● THE PROBLEM:
Of the lines below, copy those that hold the word "heading".
::::
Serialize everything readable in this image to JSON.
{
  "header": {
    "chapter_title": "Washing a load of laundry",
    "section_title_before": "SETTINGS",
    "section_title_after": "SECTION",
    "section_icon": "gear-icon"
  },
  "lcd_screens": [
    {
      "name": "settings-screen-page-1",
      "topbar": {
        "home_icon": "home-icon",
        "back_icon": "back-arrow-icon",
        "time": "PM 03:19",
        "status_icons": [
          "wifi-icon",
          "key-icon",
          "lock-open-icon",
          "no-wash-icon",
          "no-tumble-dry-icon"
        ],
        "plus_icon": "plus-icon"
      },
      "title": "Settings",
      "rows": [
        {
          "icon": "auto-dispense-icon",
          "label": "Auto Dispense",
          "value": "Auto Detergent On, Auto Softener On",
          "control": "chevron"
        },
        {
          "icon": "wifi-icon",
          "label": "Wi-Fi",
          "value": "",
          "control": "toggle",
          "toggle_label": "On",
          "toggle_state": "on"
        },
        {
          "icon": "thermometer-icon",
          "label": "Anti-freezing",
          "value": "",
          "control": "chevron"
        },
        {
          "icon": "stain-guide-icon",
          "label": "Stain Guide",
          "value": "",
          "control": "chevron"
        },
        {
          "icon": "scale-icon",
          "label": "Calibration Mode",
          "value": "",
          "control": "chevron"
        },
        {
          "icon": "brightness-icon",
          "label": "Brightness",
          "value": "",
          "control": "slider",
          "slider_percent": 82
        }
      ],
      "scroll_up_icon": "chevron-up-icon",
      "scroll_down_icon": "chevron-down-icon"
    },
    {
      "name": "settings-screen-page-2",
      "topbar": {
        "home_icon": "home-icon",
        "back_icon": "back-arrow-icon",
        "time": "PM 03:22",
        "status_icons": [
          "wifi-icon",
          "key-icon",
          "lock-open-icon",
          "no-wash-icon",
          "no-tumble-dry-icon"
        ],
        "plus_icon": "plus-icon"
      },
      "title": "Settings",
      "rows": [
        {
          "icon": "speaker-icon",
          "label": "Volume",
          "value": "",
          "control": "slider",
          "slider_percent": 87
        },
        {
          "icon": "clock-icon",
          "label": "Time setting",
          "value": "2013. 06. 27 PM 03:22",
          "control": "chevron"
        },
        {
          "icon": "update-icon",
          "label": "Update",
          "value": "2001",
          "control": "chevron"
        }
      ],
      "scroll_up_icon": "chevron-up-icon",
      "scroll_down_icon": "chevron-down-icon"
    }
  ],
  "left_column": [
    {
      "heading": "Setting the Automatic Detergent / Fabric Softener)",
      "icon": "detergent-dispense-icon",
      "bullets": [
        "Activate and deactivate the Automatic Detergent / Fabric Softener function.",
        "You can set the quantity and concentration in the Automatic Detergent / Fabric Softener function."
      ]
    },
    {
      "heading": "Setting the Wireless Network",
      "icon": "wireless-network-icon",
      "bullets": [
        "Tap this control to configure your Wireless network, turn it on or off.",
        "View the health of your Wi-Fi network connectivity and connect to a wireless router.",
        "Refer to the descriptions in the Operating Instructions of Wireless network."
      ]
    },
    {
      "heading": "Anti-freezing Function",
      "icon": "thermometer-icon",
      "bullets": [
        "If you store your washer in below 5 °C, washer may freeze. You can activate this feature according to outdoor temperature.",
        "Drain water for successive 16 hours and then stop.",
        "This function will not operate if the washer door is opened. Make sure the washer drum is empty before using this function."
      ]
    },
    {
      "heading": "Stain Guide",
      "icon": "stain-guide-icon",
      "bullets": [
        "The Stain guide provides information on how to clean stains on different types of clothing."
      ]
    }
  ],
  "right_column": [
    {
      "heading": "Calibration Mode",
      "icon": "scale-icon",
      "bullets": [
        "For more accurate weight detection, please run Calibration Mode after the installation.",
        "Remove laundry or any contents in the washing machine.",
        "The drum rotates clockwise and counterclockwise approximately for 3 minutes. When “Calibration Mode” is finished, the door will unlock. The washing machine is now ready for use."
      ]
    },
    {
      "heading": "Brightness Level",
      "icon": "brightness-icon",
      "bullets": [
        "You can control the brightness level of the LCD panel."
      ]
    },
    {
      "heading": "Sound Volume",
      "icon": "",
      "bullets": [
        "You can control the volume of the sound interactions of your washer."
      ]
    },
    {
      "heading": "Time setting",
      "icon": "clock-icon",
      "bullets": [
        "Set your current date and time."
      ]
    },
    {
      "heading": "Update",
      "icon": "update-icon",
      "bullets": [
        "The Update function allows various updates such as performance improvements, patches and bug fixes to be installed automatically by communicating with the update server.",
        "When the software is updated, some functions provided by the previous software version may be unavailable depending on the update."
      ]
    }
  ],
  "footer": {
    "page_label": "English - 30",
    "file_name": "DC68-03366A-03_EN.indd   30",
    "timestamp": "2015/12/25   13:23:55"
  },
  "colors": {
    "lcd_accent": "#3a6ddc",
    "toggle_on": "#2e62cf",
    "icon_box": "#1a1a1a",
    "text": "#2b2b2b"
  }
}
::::
● WRITTEN ANSWER:
      "heading": "Setting the Automatic Detergent / Fabric Softener)",
      "heading": "Setting the Wireless Network",
      "heading": "Anti-freezing Function",
      "heading": "Stain Guide",
      "heading": "Calibration Mode",
      "heading": "Brightness Level",
      "heading": "Sound Volume",
      "heading": "Time setting",
      "heading": "Update",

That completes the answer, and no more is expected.